## Data records
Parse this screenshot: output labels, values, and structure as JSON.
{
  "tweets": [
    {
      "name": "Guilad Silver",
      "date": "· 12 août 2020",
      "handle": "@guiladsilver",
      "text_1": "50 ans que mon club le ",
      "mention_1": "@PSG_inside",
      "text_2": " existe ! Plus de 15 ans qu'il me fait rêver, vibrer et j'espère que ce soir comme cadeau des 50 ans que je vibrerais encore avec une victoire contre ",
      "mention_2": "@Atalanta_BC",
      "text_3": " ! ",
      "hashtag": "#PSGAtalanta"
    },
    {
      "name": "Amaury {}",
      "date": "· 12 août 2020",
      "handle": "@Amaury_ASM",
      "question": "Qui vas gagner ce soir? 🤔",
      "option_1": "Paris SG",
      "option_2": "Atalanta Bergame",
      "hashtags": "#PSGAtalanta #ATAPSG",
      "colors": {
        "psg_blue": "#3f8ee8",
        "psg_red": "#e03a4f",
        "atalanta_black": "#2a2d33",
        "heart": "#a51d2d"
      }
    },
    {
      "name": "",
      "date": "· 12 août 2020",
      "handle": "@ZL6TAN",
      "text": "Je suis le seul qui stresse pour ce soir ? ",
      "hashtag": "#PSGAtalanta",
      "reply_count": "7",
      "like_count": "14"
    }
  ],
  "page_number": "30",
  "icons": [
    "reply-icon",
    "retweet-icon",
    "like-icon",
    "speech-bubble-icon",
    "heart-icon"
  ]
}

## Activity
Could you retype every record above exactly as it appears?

## Your solution
Parse this screenshot: output labels, values, and structure as JSON.
{
  "tweets": [
    {
      "name": "Guilad Silver",
      "date": "· 12 août 2020",
      "handle": "@guiladsilver",
      "text_1": "50 ans que mon club le ",
      "mention_1": "@PSG_inside",
      "text_2": " existe ! Plus de 15 ans qu'il me fait rêver, vibrer et j'espère que ce soir comme cadeau des 50 ans que je vibrerais encore avec une victoire contre ",
      "mention_2": "@Atalanta_BC",
      "text_3": " ! ",
      "hashtag": "#PSGAtalanta"
    },
    {
      "name": "Amaury {}",
      "date": "· 12 août 2020",
      "handle": "@Amaury_ASM",
      "question": "Qui vas gagner ce soir? 🤔",
      "option_1": "Paris SG",
      "option_2": "Atalanta Bergame",
      "hashtags": "#PSGAtalanta #ATAPSG",
      "colors": {
        "psg_blue": "#3f8ee8",
        "psg_red": "#e03a4f",
        "atalanta_black": "#2a2d33",
        "heart": "#a51d2d"
      }
    },
    {
      "name": "",
      "date": "· 12 août 2020",
      "handle": "@ZL6TAN",
      "text": "Je suis le seul qui stresse pour ce soir ? ",
      "hashtag": "#PSGAtalanta",
      "reply_count": "7",
      "like_count": "14"
    }
  ],
  "page_number": "30",
  "icons": [
    "reply-icon",
    "retweet-icon",
    "like-icon",
    "speech-bubble-icon",
    "heart-icon"
  ]
}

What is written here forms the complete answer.